On Friday, though, rates bounced back and have continued moving higher early this week. The deal between the UK and the European Union over Brexit (remember that?) helped drive global yields higher, but, soon after, they moved back to Friday’s closing level of around 3.08%.
Despite the near-certain rate hike this week, investors don’t seem all that worried about the economy overheating or inflation rearing its ugly head.
It’s not just that long-term yields have dropped; the spread between short-term and long-term yields (otherwise known as the yield curve) is flattening as well.
I’ve often noted that a flattening yield curve could signal trouble ahead for the economy, and when long-term yields go lower than short-term yields, or invert, the economy will fall into a recession.
Take a look at the change in the yield curve over the last month alone:
It’s not close to inverting, but it’s definitely getting flatter. That’s worrisome. In fact, every recession since 1955 has been preceded by a negative spread between the 10-year Treasury note and the one-year Treasury bill.
President Trump’s steel and aluminum tariffs seem to be weighing on the markets, and so does recent economic data.
February’s Consumer Price Index (CPI) came in mostly as expected, but bearish bond traders (along with the Federal Reserve) were probably hoping for a surprise to the upside. Year-over-year core inflation (less food and energy) stayed at 1.8%.
Producer (wholesale) prices tend to be a leading indicator of where consumer prices will go. The February Producer Price Index (PPI) moved higher, as expected. Core PPI (less food and energy) moved up to 2.5% on the year and has been tracking above 2% for over a year now. Unfortunately for the Fed, it hasn’t translated into higher consumer inflation… yet.
February retail sales were even more disappointing, falling 0.1% on the month against expectations of a 0.4% rise. Even excluding autos and gas, sales only moved up 0.3% on the expectation of a 0.4% increase.
Last Friday’s February new home starts and permits were also below forecast. These numbers can be volatile from month to month, and January’s numbers were quite strong, so take these numbers with a grain of salt.
Before setting or changing its policy course, the Fed compares its outlook with emerging data and adjusts expectations, forecasts, and/or monetary policy.
Even though we’ve seen rather weak economic data along with subdued inflation and wage growth, the overall picture remains positive, and policy still dictates three rate hikes this year, including this week’s expected hike.
Remember, the Fed’s congressional mandate requires it to provide for maximum employment and stable prices.
Prices have been “stable,” but with 10 years of stimulation and abnormally low interest rates, the Fed hasn’t yet managed to hit its 2% consumer inflation target.
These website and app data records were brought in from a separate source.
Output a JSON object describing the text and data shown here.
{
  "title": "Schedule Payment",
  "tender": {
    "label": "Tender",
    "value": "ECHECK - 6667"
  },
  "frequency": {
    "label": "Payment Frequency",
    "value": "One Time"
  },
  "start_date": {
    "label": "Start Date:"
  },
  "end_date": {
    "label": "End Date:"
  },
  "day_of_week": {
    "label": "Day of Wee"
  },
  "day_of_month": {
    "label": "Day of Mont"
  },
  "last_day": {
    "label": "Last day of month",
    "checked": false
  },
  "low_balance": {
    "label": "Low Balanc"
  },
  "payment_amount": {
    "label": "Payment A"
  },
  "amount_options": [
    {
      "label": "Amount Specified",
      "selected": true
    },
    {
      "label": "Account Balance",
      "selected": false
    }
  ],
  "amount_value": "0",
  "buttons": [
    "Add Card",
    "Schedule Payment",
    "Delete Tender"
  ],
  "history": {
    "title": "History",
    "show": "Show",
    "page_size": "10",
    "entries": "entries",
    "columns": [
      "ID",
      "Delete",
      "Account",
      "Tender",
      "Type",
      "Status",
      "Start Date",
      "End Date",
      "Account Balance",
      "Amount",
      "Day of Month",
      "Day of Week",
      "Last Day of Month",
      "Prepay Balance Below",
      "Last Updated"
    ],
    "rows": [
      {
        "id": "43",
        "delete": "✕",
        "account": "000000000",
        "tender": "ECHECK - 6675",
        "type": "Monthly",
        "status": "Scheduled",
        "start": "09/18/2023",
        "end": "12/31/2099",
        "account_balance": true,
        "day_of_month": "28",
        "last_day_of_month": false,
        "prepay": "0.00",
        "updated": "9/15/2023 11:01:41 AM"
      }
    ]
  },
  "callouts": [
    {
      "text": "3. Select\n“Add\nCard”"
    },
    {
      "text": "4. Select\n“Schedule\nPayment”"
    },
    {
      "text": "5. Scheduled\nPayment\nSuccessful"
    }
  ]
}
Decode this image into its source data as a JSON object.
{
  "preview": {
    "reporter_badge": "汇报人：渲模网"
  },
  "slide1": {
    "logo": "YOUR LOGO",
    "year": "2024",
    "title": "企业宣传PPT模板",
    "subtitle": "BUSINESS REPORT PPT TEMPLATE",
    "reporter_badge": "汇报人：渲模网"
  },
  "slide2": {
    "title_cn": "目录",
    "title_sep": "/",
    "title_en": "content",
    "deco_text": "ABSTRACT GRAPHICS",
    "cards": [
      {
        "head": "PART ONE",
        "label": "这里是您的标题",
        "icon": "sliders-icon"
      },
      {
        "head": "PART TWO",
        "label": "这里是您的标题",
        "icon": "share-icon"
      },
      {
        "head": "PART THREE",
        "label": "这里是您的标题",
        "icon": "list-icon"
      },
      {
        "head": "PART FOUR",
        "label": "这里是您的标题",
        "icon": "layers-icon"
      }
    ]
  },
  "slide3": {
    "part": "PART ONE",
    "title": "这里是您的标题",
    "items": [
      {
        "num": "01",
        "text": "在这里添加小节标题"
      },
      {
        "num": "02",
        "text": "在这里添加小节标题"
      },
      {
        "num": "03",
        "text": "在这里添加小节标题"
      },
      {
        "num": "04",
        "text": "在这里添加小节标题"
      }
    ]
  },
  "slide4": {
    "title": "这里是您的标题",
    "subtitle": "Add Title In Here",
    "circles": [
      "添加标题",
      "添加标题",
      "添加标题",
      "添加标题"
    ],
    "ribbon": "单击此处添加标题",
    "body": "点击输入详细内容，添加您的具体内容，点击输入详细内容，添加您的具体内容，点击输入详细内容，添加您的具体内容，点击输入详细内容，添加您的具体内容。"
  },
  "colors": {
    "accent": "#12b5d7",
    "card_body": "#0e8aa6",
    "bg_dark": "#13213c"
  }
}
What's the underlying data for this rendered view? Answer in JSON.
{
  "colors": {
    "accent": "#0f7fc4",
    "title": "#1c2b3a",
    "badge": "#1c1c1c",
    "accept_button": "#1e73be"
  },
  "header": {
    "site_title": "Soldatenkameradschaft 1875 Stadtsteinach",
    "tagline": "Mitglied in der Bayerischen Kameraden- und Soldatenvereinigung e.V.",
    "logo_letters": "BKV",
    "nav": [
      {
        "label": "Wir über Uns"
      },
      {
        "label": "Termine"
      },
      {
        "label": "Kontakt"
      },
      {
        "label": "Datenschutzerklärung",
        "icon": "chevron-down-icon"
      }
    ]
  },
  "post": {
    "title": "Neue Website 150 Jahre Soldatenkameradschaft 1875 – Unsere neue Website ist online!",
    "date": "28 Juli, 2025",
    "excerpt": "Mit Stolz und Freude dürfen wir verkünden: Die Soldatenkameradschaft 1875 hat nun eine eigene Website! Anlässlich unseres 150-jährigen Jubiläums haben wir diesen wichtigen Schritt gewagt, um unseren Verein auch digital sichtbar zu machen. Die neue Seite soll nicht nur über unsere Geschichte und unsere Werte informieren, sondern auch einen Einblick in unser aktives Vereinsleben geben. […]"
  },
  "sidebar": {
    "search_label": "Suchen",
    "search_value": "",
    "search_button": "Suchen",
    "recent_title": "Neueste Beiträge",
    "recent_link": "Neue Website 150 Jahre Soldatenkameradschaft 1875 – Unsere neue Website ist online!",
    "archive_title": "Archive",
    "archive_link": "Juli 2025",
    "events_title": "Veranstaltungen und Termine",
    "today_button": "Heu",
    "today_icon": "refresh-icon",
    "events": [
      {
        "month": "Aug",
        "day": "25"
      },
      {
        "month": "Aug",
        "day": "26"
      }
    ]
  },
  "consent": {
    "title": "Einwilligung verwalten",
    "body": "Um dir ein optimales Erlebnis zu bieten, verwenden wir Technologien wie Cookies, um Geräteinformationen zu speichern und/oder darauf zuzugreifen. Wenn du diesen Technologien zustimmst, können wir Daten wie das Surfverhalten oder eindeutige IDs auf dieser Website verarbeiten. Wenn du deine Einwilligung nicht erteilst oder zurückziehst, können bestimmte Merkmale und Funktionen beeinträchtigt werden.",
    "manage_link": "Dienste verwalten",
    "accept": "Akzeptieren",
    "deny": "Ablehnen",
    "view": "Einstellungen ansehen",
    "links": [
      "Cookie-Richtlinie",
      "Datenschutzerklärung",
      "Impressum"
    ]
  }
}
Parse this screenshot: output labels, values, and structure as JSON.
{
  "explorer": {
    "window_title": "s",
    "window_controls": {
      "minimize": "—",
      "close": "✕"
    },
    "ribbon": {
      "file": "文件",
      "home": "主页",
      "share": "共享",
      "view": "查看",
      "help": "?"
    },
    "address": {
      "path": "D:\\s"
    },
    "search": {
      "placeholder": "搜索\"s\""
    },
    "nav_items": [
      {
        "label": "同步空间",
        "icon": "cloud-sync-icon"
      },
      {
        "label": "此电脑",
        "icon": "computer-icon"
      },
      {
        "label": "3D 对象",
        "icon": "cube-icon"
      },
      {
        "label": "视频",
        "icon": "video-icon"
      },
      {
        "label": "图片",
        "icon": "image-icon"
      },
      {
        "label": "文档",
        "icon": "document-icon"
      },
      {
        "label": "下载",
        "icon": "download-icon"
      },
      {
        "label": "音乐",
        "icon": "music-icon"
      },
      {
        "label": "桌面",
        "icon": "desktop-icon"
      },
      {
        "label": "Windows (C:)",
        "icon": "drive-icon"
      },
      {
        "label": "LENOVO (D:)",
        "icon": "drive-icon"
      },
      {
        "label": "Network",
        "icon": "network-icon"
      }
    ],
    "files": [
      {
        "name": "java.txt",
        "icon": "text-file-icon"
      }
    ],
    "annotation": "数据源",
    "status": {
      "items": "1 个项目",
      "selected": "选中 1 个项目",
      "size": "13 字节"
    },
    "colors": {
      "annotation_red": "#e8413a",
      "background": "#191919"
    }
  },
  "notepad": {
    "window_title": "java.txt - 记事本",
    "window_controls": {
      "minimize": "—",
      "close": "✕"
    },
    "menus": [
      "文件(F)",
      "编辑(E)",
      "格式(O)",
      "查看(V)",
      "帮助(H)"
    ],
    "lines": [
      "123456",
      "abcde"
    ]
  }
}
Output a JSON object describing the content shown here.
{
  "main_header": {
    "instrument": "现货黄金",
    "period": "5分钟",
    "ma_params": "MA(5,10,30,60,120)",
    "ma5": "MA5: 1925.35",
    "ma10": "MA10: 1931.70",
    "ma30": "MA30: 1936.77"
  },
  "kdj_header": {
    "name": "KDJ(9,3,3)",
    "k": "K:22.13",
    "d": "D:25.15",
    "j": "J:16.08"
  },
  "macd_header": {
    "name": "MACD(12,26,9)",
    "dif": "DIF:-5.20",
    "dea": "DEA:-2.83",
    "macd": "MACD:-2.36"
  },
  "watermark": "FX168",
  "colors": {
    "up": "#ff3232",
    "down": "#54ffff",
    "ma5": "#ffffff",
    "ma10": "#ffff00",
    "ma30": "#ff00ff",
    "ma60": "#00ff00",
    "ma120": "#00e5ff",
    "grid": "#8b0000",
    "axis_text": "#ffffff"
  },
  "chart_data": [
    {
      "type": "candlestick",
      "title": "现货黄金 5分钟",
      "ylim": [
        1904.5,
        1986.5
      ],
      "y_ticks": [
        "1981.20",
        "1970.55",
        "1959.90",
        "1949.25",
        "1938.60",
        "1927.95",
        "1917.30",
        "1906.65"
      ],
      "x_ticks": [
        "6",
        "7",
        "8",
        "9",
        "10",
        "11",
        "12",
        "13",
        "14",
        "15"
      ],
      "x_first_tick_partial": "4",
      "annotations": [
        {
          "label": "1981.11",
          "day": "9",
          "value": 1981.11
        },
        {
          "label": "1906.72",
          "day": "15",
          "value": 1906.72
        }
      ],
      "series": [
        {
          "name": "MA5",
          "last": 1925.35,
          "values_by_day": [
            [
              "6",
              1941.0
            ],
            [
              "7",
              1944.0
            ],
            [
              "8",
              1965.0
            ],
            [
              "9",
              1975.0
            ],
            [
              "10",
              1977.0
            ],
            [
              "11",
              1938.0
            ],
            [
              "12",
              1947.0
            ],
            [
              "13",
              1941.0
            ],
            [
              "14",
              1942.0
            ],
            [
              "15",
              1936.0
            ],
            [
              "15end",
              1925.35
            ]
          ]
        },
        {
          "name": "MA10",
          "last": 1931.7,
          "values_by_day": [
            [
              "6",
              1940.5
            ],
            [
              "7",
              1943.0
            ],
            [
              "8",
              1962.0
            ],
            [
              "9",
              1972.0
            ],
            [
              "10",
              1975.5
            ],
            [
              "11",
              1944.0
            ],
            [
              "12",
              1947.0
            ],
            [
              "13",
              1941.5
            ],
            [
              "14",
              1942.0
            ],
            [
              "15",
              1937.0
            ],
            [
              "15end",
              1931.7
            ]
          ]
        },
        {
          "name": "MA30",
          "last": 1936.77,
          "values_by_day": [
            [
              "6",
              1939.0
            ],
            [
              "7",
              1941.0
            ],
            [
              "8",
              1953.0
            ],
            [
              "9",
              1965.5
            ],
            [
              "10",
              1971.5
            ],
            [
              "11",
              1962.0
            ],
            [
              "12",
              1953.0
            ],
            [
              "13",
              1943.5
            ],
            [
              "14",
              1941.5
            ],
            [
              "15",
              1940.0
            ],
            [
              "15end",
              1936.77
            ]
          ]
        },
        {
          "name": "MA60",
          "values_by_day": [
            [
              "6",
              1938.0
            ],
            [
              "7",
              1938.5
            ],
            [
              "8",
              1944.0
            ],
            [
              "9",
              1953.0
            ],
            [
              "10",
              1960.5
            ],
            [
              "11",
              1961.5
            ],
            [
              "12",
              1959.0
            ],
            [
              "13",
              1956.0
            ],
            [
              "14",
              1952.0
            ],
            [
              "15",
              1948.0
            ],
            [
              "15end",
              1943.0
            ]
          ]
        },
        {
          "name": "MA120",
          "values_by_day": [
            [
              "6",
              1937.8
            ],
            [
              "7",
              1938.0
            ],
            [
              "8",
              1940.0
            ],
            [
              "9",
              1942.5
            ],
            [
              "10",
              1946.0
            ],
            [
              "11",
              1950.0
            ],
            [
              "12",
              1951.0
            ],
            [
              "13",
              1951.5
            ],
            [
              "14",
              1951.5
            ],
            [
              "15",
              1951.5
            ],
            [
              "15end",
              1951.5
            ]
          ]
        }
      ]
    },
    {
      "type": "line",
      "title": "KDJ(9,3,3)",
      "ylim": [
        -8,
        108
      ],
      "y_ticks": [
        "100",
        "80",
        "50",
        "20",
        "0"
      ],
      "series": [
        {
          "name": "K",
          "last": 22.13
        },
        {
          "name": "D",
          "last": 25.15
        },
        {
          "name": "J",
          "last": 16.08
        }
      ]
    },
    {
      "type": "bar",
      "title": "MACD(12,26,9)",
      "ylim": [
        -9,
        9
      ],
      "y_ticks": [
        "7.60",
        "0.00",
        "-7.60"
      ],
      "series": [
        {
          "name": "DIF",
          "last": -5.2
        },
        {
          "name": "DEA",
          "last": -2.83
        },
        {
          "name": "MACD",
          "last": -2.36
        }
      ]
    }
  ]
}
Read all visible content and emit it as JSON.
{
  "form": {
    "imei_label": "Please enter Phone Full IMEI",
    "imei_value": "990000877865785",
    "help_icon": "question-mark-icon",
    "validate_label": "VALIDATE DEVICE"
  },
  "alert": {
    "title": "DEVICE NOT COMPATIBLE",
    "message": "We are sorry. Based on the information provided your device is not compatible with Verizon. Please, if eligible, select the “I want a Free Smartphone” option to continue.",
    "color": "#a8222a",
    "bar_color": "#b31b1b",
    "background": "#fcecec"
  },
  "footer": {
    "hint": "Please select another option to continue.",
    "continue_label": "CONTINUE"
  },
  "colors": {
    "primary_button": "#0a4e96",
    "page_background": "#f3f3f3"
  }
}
And even though employment seems to be healthier today, with unemployment nearing 4%, wages haven’t really picked up yet.
Wages seem to be the missing ingredient to higher inflation, which, the Fed insists, is just around the cornrner.
So tune in Wednesday afternrnoon for the Fed’s rate decision and, more importantly, to find out whether its forecast and outlook have changed since the last meeting. Any surprises will surely move the markets!
Until then, you can prepare for and profit from surprises in the financial markets, and specifically in the Treasury bond market, with Treasury Profits Accelerator.
Till next time,